Over the course of my video poker career, my gambling bankroll
has continued to grow. Although losing streaks abound (including a $100,000-in-the-soup first two weeks of 2006), I've always recoveredBob Dancer is one of the world's foremost video poker experts. He is a regular columnist for Casino Player, Strictly Slots, and the Las Vegas Review-Journa land has written an autobiography and a novel about gambling. He provides advice for tens of thousands of casino enthusiasts looking to play video poker. Bob's website is www.bobdancer.com
(not completely yet from the most recent slide, but I'm well on the way) and my net wealth/bankroll keeps increasing. I believe that is an almost-inevitable consequence of limiting my play to games where I have an advantage, playing well, and playing for stakes where there's no chance of me going bankrupt.
But there's a lot more to bankroll than that. Other players know the games, limit themselves to good games, but their wealth doesn't increase very much, if at all. The reason for this, I believe, is something I call "bankroll leakages."
Most people don't completely separate gambling bankroll from the rest of their wealth. If they buy a new car, it affects gambling bankroll. If they refinance their house at a lower interest rate and find their mortgage is reduced by $300 a month, that increases their gambling bankroll. While this isn't true for everybody, I believe it is true for many.
For those for whom it IS true, then every expense they have reduces their gambling bankroll. For most people, a major source of their wealth is not spending what they already have. If two people both have $50,000 a year in income (from whatever source) and one spends $25,000 a year and the other spends $52,000 a year (by increasing debt), guess which one becomes wealthier at a pretty fast clip? Not because of what they EARN (including gambling jackpots), but because of what they SPEND. Or, more accurately, what they DON'T spend.

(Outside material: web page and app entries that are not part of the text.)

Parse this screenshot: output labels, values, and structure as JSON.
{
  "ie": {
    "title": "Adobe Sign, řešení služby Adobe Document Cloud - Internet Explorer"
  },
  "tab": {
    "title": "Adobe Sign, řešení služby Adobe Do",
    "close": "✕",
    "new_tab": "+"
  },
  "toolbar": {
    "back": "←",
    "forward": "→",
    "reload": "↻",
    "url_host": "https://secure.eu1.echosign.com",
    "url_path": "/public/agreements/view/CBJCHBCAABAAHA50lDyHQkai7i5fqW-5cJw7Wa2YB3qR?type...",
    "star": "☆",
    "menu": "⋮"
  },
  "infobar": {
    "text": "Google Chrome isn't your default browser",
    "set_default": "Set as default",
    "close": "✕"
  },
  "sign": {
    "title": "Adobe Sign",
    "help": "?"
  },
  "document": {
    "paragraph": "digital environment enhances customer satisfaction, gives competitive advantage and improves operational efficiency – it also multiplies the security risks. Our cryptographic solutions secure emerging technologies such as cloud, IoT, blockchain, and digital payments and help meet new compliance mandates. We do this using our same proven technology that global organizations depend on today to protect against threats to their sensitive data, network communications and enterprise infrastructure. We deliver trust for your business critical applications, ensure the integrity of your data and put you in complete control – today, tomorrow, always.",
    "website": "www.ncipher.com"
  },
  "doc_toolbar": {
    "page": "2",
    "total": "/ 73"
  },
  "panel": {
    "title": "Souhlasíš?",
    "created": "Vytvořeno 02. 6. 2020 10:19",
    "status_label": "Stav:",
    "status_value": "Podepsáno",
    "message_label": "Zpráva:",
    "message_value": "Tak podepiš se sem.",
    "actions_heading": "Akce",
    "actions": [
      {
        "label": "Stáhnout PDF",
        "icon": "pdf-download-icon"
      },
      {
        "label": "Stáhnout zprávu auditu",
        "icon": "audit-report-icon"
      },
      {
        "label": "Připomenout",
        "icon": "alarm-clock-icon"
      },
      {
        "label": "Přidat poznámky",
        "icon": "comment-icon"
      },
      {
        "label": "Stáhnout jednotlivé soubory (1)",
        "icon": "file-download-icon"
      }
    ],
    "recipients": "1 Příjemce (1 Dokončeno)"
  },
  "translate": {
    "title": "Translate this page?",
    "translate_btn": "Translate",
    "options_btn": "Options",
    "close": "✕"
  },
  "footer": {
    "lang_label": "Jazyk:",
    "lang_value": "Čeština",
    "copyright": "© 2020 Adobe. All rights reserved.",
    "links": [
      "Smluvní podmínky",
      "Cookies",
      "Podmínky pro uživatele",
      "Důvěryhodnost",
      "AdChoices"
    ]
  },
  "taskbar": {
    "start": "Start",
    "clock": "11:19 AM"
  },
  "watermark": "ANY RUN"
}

One thing I have in common with Jean Scott
(who's made a career out of proclaiming her frugality) is the understanding of old Ben Franklin's "A penny saved is a penny earned" maxim. For me, the amount of money spent on alcohol, tobacco, and recreational drugs is zero. Most meals I eat are comped
, and most vacations are somehow subsidized by a casino. I still have a very nice 2002 Mercedes courtesy of the MGM Grand that I expect to last another six to ten years. Shirley's 2001 minivan (thank you again MGM) will need to be replaced earlier than that, but it will be done so with a durable, quality vehicle. Shirley buys most of our clothes on sale, and even that is often from gift cards supplied by casinos. I tip in casinos, but do so modestly.

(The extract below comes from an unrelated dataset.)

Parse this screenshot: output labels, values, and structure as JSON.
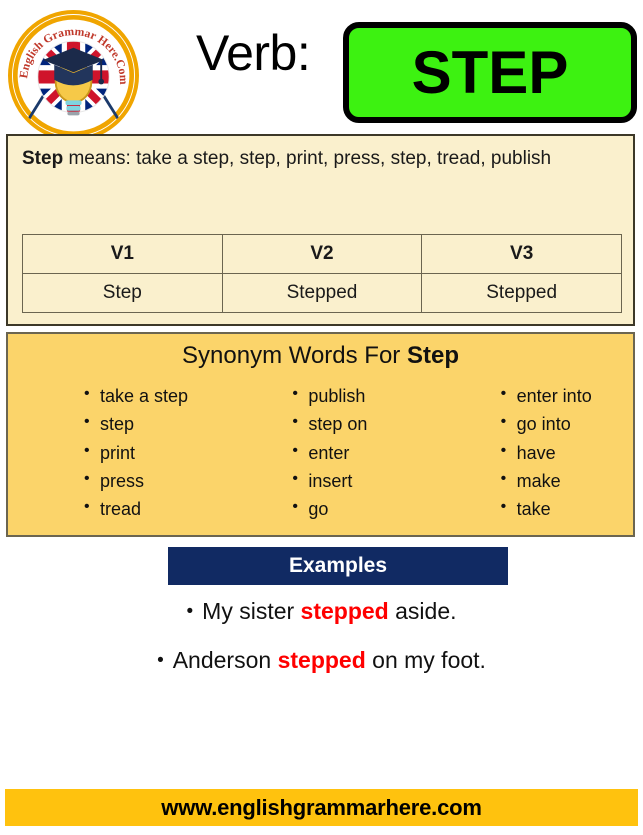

Most people have the ability to increase their wealth simply by spending less. It seems silly to me to worry about whether you are playing NSU Deuces Wild
at the maximum 99.728% or "only" 99.71% if you're regularly spending far more than you have to for other things in your life. On $100,000 worth of play, that will take a while for all but the highest rollers, there's a $17 difference here. But how much you tip could easily be more than that. Or leaking money in a variety of other ways could dwarf that $17 difference.
Everyone has to figure out themselves the difference between "frugal" and "cheap". Driving a Lexus is not the same as driving a Kia. But perhaps having an extra $30,000 wealth by owning a Kia can make up for it. Perhaps not. You have to make that decision personally. A weekend at Bellagio is not the same as a weekend at the Riviera. Living in some neighborhoods is more expensive than living in certain others --- but it may well be worth it to you. I am definitely not making a "cheaper is always better" argument, but I am suggesting that a reevaluation of how you spend your money might create additional bankroll that you didn't know you had.